Preparation includes the following steps: Step 1: Understanding what the article review is. You should be aware that the audience of the review has knowledge on the subject matter and is not just a general audience. You need to summarize the main ideas of the article, arguments, positions, and findings. Also, critique the contributions of the material and overall effectiveness of the field.
Note that, The review only responds to the research of the author and does not involve new research. It evaluates and summarizes the article. Step 2: Identify the organization of the review.
You need to know the setup of your article review to understand how to read the article. Following these steps will help you in writing a useful review: Summarize the article. It includes essential points, claims and information in the article. Discuss the positive aspects. Also, identify if there is enough research or data to support the claims of the author. Look for unanswered questions in the article. Step 3: Preview the article. Look at the title of the article, abstract, introduction, headings, opening sentences of paragraphs and conclusion.
Read the article entirely. Step 4: Read the article carefully. In your own words, rewrite those main ideas. Use complete sentences with good transition words. Be sure you don't use the same words, phrases, or sentence structure as the original.
You may find you need to leave out some of the unimportant details. Your summary should be as short and concise as possible. In short, you want to boil the article down to its main, supporting arguments.
Let everything else fall away, and what you are left with is an argument or an opinion, and the arguments that support it. John Wood, in "Cats Don't Dance," explains John Wood claims in his ironic story "Cats Don't Dance" that Combine the thesis of the article with the title and author into your first sentence of the summary. Reference the following sentence as an example. In "Cats Don't Dance," John Wood explains that in spite of the fact that cats are popular pets who seem to like us, felines are not really good at any activities that require cooperation with someone else, whether that is dancing or sharing.
If possible, your first sentence should summarize the article. The rest of your summary should cover some of the central concepts used to support the thesis. Be sure to restate these ideas in your own words, and to make your summary as short and concise as possible.
Condense sentences and leave out unimportant details and examples. Stick to the important points. How to Quote the Author of an Article When you refer to the author for the first time, you always use their full name. When you refer to the author after that, you always use their last name. The following examples show how to use the author's name in an article summary after you have already introduced them. Johnson comments As Jones implies in the story about Toller criticizes In conclusion, Kessler elaborates about You don't need to use an author's title Dr.

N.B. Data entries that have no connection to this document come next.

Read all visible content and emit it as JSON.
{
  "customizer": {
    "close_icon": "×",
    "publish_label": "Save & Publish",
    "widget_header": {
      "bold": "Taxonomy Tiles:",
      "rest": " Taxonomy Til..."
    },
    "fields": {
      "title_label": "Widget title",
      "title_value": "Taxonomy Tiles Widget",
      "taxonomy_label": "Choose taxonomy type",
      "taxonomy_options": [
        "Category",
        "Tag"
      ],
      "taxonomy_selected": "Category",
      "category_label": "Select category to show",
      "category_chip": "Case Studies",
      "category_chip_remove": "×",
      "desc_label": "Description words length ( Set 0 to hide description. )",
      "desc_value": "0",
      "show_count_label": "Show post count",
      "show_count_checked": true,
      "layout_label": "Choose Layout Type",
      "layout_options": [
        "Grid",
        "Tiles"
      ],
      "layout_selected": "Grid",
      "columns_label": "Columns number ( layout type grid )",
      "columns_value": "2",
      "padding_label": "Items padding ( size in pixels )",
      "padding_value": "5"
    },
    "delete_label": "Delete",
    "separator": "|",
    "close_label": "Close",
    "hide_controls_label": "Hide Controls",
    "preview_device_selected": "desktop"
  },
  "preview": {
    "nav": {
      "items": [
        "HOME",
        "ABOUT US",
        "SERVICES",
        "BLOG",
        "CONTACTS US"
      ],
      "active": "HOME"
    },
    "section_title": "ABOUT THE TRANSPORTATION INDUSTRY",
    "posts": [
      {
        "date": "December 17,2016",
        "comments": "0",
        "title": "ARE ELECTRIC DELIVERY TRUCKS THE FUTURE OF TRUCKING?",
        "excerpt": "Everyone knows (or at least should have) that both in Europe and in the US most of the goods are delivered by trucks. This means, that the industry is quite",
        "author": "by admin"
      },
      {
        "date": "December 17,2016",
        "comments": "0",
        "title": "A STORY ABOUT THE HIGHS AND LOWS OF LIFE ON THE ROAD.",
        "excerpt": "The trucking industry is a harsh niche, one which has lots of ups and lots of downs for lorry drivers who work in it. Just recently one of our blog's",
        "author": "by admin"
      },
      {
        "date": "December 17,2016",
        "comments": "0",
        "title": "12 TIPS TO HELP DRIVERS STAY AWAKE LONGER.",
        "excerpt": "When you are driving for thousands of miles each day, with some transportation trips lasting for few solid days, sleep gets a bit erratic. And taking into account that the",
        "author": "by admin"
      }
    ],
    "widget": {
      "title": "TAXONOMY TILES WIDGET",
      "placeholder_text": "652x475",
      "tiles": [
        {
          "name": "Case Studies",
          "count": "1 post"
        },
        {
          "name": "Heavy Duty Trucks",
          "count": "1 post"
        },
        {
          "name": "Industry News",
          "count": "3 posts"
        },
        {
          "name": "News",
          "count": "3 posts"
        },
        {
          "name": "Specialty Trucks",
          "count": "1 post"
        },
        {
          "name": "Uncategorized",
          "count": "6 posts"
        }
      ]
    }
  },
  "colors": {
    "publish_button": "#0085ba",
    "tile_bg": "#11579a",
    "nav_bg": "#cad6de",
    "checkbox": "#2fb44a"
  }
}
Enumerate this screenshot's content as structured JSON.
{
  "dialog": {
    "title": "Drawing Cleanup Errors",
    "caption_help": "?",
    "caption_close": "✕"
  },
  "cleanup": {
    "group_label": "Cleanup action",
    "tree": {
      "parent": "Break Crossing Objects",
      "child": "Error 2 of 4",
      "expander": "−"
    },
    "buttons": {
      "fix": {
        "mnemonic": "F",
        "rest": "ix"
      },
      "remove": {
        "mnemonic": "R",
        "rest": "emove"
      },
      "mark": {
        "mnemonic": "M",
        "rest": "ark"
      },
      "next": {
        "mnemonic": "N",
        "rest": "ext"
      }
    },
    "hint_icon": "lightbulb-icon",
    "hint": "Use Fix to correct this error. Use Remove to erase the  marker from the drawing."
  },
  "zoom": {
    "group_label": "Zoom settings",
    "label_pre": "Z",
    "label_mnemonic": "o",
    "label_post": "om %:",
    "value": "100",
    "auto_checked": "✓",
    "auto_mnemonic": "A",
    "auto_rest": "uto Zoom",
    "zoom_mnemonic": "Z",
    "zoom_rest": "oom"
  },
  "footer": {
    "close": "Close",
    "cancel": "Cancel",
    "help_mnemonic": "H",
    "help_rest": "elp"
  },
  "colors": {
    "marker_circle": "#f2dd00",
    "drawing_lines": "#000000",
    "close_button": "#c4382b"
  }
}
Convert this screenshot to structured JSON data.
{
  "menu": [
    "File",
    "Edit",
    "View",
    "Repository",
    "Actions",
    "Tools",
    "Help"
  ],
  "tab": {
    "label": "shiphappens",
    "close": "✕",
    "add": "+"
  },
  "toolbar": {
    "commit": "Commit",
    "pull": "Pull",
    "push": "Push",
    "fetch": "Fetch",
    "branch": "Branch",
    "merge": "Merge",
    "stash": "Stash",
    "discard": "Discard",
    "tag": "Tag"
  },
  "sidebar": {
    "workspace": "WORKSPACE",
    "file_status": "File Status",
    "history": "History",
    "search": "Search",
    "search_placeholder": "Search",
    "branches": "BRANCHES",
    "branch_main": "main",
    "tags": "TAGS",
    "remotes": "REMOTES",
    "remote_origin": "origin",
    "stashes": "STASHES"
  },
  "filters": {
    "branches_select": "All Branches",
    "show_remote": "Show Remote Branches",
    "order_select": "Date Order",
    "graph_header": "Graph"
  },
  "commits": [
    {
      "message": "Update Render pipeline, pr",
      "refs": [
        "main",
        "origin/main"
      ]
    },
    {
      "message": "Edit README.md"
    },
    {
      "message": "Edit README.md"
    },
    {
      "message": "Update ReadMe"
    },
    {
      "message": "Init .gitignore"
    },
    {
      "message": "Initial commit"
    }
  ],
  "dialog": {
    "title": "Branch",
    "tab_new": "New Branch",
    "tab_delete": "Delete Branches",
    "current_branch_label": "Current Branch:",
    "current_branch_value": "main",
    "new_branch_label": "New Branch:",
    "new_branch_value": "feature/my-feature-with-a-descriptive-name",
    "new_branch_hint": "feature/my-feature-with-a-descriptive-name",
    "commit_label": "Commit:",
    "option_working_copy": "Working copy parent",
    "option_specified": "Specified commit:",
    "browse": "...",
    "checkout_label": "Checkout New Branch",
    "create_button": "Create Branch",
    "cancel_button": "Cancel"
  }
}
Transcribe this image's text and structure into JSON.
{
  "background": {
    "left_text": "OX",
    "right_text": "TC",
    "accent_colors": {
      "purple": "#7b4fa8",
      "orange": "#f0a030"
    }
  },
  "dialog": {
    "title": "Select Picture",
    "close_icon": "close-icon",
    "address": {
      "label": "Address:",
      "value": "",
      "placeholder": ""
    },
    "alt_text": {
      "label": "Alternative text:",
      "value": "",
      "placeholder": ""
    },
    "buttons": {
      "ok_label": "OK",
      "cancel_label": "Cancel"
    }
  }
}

The sentences below show ways to do this. If you are discussing the ideas of the author, you always need to make it clear that you are reciting their ideas, not your own. For these instances, only include two affiliations if both schools offered substantial support to the research and only list two affiliations for every author. What should you do if you were not affiliated with an academic institution when the research was conducted? In this instance, the APA suggests listing your city and state of residence in place of the academic affiliation.
Other Elements A running head should be included in the upper left-hand corner on all pages, including the title page. All pages, including the title page, should also have a page number in the upper right-hand corner. The first line of your title page should be left-aligned at the top of the page, using the following format: Running head: PAGE TITLE Note that the running head should be listed as no more than fifty characters, including letters, spacing between words, and punctuation of your title in uppercase letters.
Your title, name, and school should be double-spaced and centered on the page. A Quick Title Page Checklist Does your title page contain a title, your name, your school affiliation, a running head, and a page number? Is your title clear, specific, and does it accurately describe what your paper is about? Is your running head in uppercase format and no longer than fifty characters in length?You should also avoid words that serve no real purpose or that do not communicate essential information. Read the article entirely. If you are discussing the ideas of the author, you always need to make it clear that you are reciting their ideas, not your own. Johnson comments Feeling Stuck on Your Essay. Stick to the important points. Use complete sentences with good transition words.
If no one sentence tells the main concept, then write a summary of the main point in the margin. John Wood claims in his ironic story "Cats Don't Dance" that The APA publication manual suggests that your title should be no more than 12 words long.
Identify certain notions or arguments that seem to be repeated throughout.
Since rising diabetic rates and obesity has become a worldwide concern, the article provides a startling but controversial potential solution. Note that, The review only responds to the research of the author and does not involve new research. Write that sentence in your own words on the side of the page or on another piece of paper. Following these steps will help you in writing a useful review: Summarize the article.
Is your running head in uppercase format and no longer than fifty characters in length? Be sure you don't use the same words, phrases, or sentence structure as the original. Look for unanswered questions in the article. Source 2.